• _Task to carry out_
What is needed here is every record, retyped without any change.

[Dataset rows describing interfaces]

::::::::

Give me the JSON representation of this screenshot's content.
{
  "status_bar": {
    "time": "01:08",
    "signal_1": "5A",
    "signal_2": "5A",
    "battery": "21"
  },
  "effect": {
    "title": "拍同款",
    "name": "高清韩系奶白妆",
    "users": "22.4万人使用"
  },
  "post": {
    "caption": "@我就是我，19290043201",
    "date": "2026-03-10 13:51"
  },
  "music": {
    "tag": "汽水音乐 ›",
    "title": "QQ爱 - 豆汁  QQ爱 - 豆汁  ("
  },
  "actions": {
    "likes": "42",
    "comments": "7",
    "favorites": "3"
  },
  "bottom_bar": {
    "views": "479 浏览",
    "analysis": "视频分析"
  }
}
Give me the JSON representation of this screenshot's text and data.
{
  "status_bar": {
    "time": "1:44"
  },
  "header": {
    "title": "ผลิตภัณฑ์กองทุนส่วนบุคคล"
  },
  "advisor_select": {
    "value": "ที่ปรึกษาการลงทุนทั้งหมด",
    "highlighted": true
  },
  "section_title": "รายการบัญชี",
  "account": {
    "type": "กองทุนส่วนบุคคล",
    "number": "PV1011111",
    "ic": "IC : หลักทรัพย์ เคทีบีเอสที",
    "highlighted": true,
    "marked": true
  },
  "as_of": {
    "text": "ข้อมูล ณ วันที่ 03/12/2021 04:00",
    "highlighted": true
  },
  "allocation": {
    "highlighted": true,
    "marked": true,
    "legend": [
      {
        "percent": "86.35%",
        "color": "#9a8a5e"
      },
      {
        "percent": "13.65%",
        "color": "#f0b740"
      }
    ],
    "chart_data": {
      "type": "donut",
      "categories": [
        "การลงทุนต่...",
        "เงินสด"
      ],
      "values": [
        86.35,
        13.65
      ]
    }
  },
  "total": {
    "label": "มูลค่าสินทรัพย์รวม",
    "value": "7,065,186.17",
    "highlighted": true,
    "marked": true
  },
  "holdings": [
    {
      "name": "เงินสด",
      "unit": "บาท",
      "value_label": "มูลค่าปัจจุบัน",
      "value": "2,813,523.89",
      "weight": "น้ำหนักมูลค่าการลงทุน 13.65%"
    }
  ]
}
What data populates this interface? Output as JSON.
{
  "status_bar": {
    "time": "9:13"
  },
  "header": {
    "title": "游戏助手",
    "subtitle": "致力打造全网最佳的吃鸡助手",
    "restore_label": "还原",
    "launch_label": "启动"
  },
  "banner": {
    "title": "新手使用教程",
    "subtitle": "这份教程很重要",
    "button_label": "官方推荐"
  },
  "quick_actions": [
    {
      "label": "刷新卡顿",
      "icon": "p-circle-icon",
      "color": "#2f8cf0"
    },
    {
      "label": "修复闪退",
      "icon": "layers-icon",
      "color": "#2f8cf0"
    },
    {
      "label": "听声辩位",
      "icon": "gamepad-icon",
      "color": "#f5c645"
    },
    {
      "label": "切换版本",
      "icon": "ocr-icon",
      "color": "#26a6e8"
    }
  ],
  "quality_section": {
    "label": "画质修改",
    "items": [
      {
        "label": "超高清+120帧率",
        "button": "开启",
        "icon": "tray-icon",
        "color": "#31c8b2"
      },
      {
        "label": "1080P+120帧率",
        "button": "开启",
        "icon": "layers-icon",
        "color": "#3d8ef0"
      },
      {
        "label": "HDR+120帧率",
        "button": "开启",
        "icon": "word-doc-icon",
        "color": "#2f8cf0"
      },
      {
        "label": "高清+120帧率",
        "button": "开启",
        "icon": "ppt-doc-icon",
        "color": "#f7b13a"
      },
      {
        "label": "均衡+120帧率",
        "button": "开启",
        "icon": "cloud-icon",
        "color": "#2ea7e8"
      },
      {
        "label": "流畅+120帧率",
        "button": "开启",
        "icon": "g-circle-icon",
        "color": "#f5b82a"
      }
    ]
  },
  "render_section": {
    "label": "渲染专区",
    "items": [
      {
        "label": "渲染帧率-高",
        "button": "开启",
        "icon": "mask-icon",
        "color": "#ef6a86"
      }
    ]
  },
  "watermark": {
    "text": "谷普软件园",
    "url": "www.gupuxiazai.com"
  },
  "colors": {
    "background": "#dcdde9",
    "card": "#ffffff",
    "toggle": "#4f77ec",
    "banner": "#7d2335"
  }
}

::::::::

• _Reply_
Give me the JSON representation of this screenshot's content.
{
  "status_bar": {
    "time": "01:08",
    "signal_1": "5A",
    "signal_2": "5A",
    "battery": "21"
  },
  "effect": {
    "title": "拍同款",
    "name": "高清韩系奶白妆",
    "users": "22.4万人使用"
  },
  "post": {
    "caption": "@我就是我，19290043201",
    "date": "2026-03-10 13:51"
  },
  "music": {
    "tag": "汽水音乐 ›",
    "title": "QQ爱 - 豆汁  QQ爱 - 豆汁  ("
  },
  "actions": {
    "likes": "42",
    "comments": "7",
    "favorites": "3"
  },
  "bottom_bar": {
    "views": "479 浏览",
    "analysis": "视频分析"
  }
}
Give me the JSON representation of this screenshot's text and data.
{
  "status_bar": {
    "time": "1:44"
  },
  "header": {
    "title": "ผลิตภัณฑ์กองทุนส่วนบุคคล"
  },
  "advisor_select": {
    "value": "ที่ปรึกษาการลงทุนทั้งหมด",
    "highlighted": true
  },
  "section_title": "รายการบัญชี",
  "account": {
    "type": "กองทุนส่วนบุคคล",
    "number": "PV1011111",
    "ic": "IC : หลักทรัพย์ เคทีบีเอสที",
    "highlighted": true,
    "marked": true
  },
  "as_of": {
    "text": "ข้อมูล ณ วันที่ 03/12/2021 04:00",
    "highlighted": true
  },
  "allocation": {
    "highlighted": true,
    "marked": true,
    "legend": [
      {
        "percent": "86.35%",
        "color": "#9a8a5e"
      },
      {
        "percent": "13.65%",
        "color": "#f0b740"
      }
    ],
    "chart_data": {
      "type": "donut",
      "categories": [
        "การลงทุนต่...",
        "เงินสด"
      ],
      "values": [
        86.35,
        13.65
      ]
    }
  },
  "total": {
    "label": "มูลค่าสินทรัพย์รวม",
    "value": "7,065,186.17",
    "highlighted": true,
    "marked": true
  },
  "holdings": [
    {
      "name": "เงินสด",
      "unit": "บาท",
      "value_label": "มูลค่าปัจจุบัน",
      "value": "2,813,523.89",
      "weight": "น้ำหนักมูลค่าการลงทุน 13.65%"
    }
  ]
}
What data populates this interface? Output as JSON.
{
  "status_bar": {
    "time": "9:13"
  },
  "header": {
    "title": "游戏助手",
    "subtitle": "致力打造全网最佳的吃鸡助手",
    "restore_label": "还原",
    "launch_label": "启动"
  },
  "banner": {
    "title": "新手使用教程",
    "subtitle": "这份教程很重要",
    "button_label": "官方推荐"
  },
  "quick_actions": [
    {
      "label": "刷新卡顿",
      "icon": "p-circle-icon",
      "color": "#2f8cf0"
    },
    {
      "label": "修复闪退",
      "icon": "layers-icon",
      "color": "#2f8cf0"
    },
    {
      "label": "听声辩位",
      "icon": "gamepad-icon",
      "color": "#f5c645"
    },
    {
      "label": "切换版本",
      "icon": "ocr-icon",
      "color": "#26a6e8"
    }
  ],
  "quality_section": {
    "label": "画质修改",
    "items": [
      {
        "label": "超高清+120帧率",
        "button": "开启",
        "icon": "tray-icon",
        "color": "#31c8b2"
      },
      {
        "label": "1080P+120帧率",
        "button": "开启",
        "icon": "layers-icon",
        "color": "#3d8ef0"
      },
      {
        "label": "HDR+120帧率",
        "button": "开启",
        "icon": "word-doc-icon",
        "color": "#2f8cf0"
      },
      {
        "label": "高清+120帧率",
        "button": "开启",
        "icon": "ppt-doc-icon",
        "color": "#f7b13a"
      },
      {
        "label": "均衡+120帧率",
        "button": "开启",
        "icon": "cloud-icon",
        "color": "#2ea7e8"
      },
      {
        "label": "流畅+120帧率",
        "button": "开启",
        "icon": "g-circle-icon",
        "color": "#f5b82a"
      }
    ]
  },
  "render_section": {
    "label": "渲染专区",
    "items": [
      {
        "label": "渲染帧率-高",
        "button": "开启",
        "icon": "mask-icon",
        "color": "#ef6a86"
      }
    ]
  },
  "watermark": {
    "text": "谷普软件园",
    "url": "www.gupuxiazai.com"
  },
  "colors": {
    "background": "#dcdde9",
    "card": "#ffffff",
    "toggle": "#4f77ec",
    "banner": "#7d2335"
  }
}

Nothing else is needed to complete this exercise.